My husband says it’s all about balance and knowing how to prioritize, and I understand his point of view, but when he goes to work he goes to work. He isn’t working and doing laundry and rearing children. I’m not trying to say that he’s got it easy. He works hard to support our family and when he’s home he does what he can to help out with the housework. I’m a lucky woman, indeed.
The real issue is that working men and working women are bound to different expectations. Perhaps society still thinks of men as the primary breadwinners, even though more and more women are in the workforce, many of which bring home the bacon while their partners stay home with the kids. Maybe it’s the way our culture pins women to motherhood as if it’s the only role we are capable of. This is a myth and I truly think this is why so many of us suffer the mommy guilt. We want to be successful in our careers and in motherhood, but too often we’re made to feel that doing well in one role takes something away from the other.
Before I had a child I didn’t pay much attention to the way mothers are treated in the workforce. Soon after Dawson was born I realized that my colleagues and my boss saw me differently. No longer was I the woman who managed to get her job done efficiently. Instead, I was the new mother who needed to be cut a little slack. It was as though management believed that childbirth had stolen my brain, and I was given a pass because I had a baby.
With this pregnancy, I’m not working the 9 to 5 in an office downtown. I won’t have a manager making me feel inadequate simply because I’ve birthed a child, but so many women in the workforce are made to feel this way and it’s unacceptable.
As I process these thoughts, I realize I began this post whining about my own feelings of inadequacy as far as motherhood and my work are concerned. Perhaps I was hoping to get a pass simply because I’m growing a child in my womb. But now I realize how that notion perpetuates the stereotype I despise.

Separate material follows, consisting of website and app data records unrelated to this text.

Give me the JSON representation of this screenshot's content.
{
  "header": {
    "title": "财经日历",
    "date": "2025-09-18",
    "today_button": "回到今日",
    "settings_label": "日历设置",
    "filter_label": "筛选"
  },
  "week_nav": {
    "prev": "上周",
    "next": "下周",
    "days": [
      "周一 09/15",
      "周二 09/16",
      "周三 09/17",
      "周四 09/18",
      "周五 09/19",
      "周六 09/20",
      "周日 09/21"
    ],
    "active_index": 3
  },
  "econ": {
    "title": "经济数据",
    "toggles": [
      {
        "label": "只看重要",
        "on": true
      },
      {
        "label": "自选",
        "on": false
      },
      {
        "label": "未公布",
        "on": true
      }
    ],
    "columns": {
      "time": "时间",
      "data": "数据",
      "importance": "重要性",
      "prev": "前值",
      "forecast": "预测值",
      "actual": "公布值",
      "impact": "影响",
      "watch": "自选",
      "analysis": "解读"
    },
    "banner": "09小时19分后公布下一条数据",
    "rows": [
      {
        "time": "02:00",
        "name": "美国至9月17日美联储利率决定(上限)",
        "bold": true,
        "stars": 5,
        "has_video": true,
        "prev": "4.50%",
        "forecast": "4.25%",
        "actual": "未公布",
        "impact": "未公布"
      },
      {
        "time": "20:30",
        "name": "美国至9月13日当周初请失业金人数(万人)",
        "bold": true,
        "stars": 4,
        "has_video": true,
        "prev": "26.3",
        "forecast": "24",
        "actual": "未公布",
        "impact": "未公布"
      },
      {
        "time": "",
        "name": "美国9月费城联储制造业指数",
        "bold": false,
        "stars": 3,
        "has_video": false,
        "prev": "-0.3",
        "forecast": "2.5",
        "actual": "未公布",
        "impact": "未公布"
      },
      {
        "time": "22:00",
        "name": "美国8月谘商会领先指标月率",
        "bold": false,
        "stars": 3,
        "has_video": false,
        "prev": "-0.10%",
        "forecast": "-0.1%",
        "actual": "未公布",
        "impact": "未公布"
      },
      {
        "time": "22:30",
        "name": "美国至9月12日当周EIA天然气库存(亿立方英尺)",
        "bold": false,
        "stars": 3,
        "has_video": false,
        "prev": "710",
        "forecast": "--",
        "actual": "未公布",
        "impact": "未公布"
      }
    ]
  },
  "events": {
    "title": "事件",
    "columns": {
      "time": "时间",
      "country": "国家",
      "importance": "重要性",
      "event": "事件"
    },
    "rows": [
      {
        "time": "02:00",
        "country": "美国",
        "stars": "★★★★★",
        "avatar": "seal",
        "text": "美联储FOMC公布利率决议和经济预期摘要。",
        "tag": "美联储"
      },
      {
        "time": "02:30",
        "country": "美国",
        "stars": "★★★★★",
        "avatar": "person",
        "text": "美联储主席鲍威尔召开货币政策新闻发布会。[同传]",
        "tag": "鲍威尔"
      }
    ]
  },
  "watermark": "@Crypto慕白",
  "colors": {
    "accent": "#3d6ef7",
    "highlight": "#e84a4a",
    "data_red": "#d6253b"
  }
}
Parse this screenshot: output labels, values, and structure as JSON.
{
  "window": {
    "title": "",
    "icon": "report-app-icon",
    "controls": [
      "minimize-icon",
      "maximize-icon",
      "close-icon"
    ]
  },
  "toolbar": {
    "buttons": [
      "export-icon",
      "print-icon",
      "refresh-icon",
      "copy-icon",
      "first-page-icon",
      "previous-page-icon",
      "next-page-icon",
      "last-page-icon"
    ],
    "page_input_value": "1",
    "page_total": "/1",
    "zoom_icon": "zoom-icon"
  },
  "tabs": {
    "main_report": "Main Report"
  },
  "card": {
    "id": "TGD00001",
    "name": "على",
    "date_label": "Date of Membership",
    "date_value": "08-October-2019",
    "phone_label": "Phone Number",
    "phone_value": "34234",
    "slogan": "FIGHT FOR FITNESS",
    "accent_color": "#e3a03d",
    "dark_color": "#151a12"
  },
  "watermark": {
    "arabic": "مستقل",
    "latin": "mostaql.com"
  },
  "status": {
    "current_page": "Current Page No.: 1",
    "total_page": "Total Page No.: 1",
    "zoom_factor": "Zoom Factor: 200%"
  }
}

What are your thoughts? Can working women escape these stereotypes? How do we handle careers and motherhood successfully. Does it really come down to balancing priorities?